● YOUR OBJECTIVE: Your answer should be every line of the records that contains the word "MindjetToExcel".

● INPUT FOR THIS TASK:
▬▬▬▬▬▬▬▬▬▬

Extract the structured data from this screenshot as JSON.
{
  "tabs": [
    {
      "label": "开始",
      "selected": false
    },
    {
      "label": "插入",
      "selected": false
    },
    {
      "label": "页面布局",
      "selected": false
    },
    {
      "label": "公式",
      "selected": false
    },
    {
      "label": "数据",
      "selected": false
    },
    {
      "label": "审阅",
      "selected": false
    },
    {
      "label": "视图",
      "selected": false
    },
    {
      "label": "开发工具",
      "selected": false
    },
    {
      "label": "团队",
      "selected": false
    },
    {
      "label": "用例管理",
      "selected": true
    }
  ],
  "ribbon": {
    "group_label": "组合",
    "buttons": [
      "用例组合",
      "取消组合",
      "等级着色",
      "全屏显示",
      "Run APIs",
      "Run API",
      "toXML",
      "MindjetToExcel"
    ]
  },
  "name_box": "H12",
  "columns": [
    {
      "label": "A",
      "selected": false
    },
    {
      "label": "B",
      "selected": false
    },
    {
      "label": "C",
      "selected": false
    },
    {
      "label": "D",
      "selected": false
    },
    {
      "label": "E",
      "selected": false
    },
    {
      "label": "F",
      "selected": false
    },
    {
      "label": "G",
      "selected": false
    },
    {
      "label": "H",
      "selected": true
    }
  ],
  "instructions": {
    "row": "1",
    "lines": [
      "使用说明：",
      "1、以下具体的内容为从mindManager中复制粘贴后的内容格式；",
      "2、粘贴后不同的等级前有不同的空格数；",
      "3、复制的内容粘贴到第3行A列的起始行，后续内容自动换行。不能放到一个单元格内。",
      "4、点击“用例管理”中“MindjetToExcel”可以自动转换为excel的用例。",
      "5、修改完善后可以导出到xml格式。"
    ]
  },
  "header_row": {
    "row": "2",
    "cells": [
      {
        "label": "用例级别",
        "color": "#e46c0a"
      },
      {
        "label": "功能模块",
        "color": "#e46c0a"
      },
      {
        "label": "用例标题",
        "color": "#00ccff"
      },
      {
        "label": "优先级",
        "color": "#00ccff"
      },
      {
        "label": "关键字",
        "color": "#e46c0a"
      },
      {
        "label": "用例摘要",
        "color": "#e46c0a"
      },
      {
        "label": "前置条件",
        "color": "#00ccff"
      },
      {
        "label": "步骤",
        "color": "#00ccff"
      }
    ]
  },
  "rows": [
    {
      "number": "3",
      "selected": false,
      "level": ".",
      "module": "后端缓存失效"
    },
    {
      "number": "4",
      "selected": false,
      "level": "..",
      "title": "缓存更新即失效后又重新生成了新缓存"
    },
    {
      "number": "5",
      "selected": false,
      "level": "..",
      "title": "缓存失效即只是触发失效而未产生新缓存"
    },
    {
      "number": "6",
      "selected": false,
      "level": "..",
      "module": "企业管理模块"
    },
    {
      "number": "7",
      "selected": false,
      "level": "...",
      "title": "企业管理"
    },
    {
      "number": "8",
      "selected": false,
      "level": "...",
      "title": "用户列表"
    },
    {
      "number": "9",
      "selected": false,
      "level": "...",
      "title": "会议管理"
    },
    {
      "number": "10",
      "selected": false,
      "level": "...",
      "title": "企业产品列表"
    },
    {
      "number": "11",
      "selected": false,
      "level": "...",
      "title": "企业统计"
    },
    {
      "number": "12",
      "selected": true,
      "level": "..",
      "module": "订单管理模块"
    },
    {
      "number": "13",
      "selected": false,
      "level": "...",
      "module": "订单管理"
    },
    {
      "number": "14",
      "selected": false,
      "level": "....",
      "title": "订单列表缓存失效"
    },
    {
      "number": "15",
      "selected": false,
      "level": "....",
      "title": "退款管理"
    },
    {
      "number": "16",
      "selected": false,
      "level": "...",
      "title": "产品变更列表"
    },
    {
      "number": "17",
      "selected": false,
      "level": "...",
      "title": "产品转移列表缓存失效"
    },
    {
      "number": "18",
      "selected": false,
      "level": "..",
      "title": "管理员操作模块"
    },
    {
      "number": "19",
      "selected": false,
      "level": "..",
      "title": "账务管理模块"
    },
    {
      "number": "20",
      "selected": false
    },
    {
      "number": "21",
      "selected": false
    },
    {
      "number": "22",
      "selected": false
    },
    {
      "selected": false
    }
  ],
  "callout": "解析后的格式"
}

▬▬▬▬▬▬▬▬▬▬

● WRITTEN ANSWER:
      "MindjetToExcel"
      "4、点击“用例管理”中“MindjetToExcel”可以自动转换为excel的用例。",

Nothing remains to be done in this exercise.